“We have been part of the Atlanta Better Buildings Challenge,” Duncan said, referring to a program that provides incentives for commercial buildings to reduce consumption. “What we would like to see is more support for that program. It is a carrot, rather than a requirement, and we feel that is a better approach.”

 

David Pendered, Managing Editor, is an Atlanta journalist with more than 30 years experience reporting on the region’s urban affairs, from Atlanta City Hall to the state Capitol. Since 2008, he has written for print and digital publications, and advised on media and governmental affairs. Previously, he spent more than 26 years with The Atlanta Journal-Constitution and won awards for his coverage of schools and urban development. David graduated from North Carolina State University and was a Western Knight Center Fellow. David was born in Pennsylvania, grew up in North Carolina and is married to a fifth-generation Atlantan.

6 replies
  1. Caroline Golin says:

    This article is outrageous and false. It is a shame that it is being published as news. In reality the City of Atlanta has had hundreds of meeting with industry representatives from all different sectors. This process started last fall and has been open to the public for months. The reason why the hotel industry was blindsided was because they chose not to involve themselves at the forefront. I have watched this political dance unfold over the past six months and I will say it has been anything but open and inviting. David, I think you should check your facts before you write a promotional piece for a lobbying group.Report

    Reply
  2. dwpendered says:

    @Caroline Golin Hello, Caroline,
    Thank you for sharing your insights in this forum, as well as at the Community Development Committee meeting Tuesday.
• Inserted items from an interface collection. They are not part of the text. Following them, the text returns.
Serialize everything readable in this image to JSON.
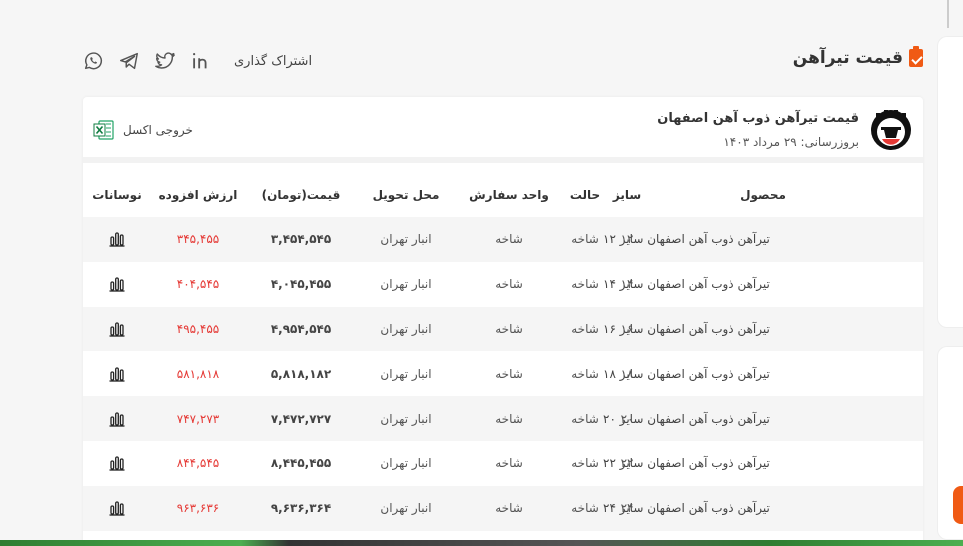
{
  "header": {
    "title": "قیمت تیرآهن",
    "share_label": "اشتراک گذاری"
  },
  "share_icons": [
    "linkedin-icon",
    "twitter-icon",
    "telegram-icon",
    "whatsapp-icon"
  ],
  "card": {
    "product_title": "قیمت تیرآهن ذوب آهن اصفهان",
    "updated": "بروزرسانی: ۲۹ مرداد ۱۴۰۳",
    "excel_label": "خروجی اکسل"
  },
  "table": {
    "headers": {
      "product": "محصول",
      "size": "سایز",
      "state": "حالت",
      "unit": "واحد سفارش",
      "place": "محل تحویل",
      "price": "قیمت(تومان)",
      "vat": "ارزش افزوده",
      "fluct": "نوسانات"
    },
    "rows": [
      {
        "product": "تیرآهن ذوب آهن اصفهان سایز ۱۲",
        "size": "۱۲",
        "state": "شاخه",
        "unit": "شاخه",
        "place": "انبار تهران",
        "price": "۳,۴۵۴,۵۴۵",
        "vat": "۳۴۵,۴۵۵"
      },
      {
        "product": "تیرآهن ذوب آهن اصفهان سایز ۱۴",
        "size": "۱۴",
        "state": "شاخه",
        "unit": "شاخه",
        "place": "انبار تهران",
        "price": "۴,۰۴۵,۴۵۵",
        "vat": "۴۰۴,۵۴۵"
      },
      {
        "product": "تیرآهن ذوب آهن اصفهان سایز ۱۶",
        "size": "۱۶",
        "state": "شاخه",
        "unit": "شاخه",
        "place": "انبار تهران",
        "price": "۴,۹۵۴,۵۴۵",
        "vat": "۴۹۵,۴۵۵"
      },
      {
        "product": "تیرآهن ذوب آهن اصفهان سایز ۱۸",
        "size": "۱۸",
        "state": "شاخه",
        "unit": "شاخه",
        "place": "انبار تهران",
        "price": "۵,۸۱۸,۱۸۲",
        "vat": "۵۸۱,۸۱۸"
      },
      {
        "product": "تیرآهن ذوب آهن اصفهان سایز ۲۰",
        "size": "۲۰",
        "state": "شاخه",
        "unit": "شاخه",
        "place": "انبار تهران",
        "price": "۷,۴۷۲,۷۲۷",
        "vat": "۷۴۷,۲۷۳"
      },
      {
        "product": "تیرآهن ذوب آهن اصفهان سایز ۲۲",
        "size": "۲۲",
        "state": "شاخه",
        "unit": "شاخه",
        "place": "انبار تهران",
        "price": "۸,۴۴۵,۴۵۵",
        "vat": "۸۴۴,۵۴۵"
      },
      {
        "product": "تیرآهن ذوب آهن اصفهان سایز ۲۴",
        "size": "۲۴",
        "state": "شاخه",
        "unit": "شاخه",
        "place": "انبار تهران",
        "price": "۹,۶۳۶,۳۶۴",
        "vat": "۹۶۳,۶۳۶"
      }
    ]
  },
  "colors": {
    "accent": "#f05a14",
    "vat_text": "#e53935",
    "row_alt": "#f5f5f5"
  }
}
Your presentation to the committee of technical aspects related to the savings of energy and water added considerably to the discussion. 
    The breadth of public comments at the committee speak to the intensity of opinions on this topic. The story sought to capture that intensity, and quoted Katrina Taylor Parks in order to address the level of discussion that has already occurred.
    Best regards,
    DavidReport

    Reply
  3. Caroline Golin says:

    dwpendered Really more the title that is misleading. If you want to write a fair analysis on what has happened, track the past six months. Using words like blindsided in a title paint the hotel industry as victims. All this does is continue the narrative that sustainability and efficiency stand in contrast to economic development and business growth. Which all the analysis shows is false.Report

    Reply
  4. Landon Brown says:

    Good! The big money should get the bill to steer our City in a healthy direction. It’s better for business. The more progressive and clean Atlanta becomes, the more people want to be here. Long term investments. While they are at it, send the petroleum and car manufacturers our transportation structure invoice…Report

    Reply

Leave a Reply

Want to join the discussion?
Feel free to contribute!

What are your thoughts?

This site uses Akismet to reduce spam. Learn how your comment data is processed.